tails, with their clubs, but I'm forced to admit that looking at it again
makes it look- well, backwards. I can't imagine Ankylosaurs NOT using a
club on a predator, it's just that I figured maybe that was a secondary
use. As for what would eat an ankylosaur- I'd guess they didn't have a
lot to worry about, but Tyrannosaurs are big animals, capable of biting
through the head of a Triceratops femur. I might still be wary as an
ankylosaur.And good point about keeping the tail between
the head and the predator.
I was looking at yet another squirrel, wondering about his
perspective on the world, and wondering if his skull would show anything
about that- would animals that live a great deal of the time in trees or
up in the air show differences in their orbits? Some birds have downward
directed eyes for watching fish, I believe. I was wondering whether this
would be of any use in examining suspected arboreal animals. I'd guess
that Archaeopteryx would probably be too flattened to show any
downward direction of the orbits (if such features exist)
but that Drinker, which Bakker should have the skull of, and which would
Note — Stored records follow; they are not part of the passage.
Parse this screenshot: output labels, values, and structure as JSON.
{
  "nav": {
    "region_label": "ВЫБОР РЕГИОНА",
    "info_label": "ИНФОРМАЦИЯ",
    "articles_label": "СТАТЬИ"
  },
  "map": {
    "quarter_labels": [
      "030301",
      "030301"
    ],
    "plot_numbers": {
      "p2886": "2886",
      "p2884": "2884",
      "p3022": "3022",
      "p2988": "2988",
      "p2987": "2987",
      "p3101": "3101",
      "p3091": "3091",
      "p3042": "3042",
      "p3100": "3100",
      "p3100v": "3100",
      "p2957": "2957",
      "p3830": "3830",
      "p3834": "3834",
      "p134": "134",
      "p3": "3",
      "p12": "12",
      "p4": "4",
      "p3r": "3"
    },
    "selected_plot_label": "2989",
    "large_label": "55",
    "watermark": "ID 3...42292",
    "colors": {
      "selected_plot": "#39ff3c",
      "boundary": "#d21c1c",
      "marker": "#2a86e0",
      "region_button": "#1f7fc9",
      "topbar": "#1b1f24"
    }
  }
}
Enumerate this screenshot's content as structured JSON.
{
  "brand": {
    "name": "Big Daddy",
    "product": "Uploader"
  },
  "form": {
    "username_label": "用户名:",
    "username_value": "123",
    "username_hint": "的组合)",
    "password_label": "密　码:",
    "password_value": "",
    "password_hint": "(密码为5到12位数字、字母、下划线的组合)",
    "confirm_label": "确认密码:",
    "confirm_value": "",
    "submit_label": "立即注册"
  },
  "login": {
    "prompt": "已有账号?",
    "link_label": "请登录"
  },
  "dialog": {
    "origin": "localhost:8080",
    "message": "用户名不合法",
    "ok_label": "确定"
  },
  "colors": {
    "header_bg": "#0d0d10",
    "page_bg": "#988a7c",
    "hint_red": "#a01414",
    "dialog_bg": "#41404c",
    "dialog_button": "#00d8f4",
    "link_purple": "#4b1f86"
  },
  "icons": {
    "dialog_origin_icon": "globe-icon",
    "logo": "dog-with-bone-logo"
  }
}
be preserved in full 3-d, might show such features if indeed it were
arboreal and there are differences in the skull design.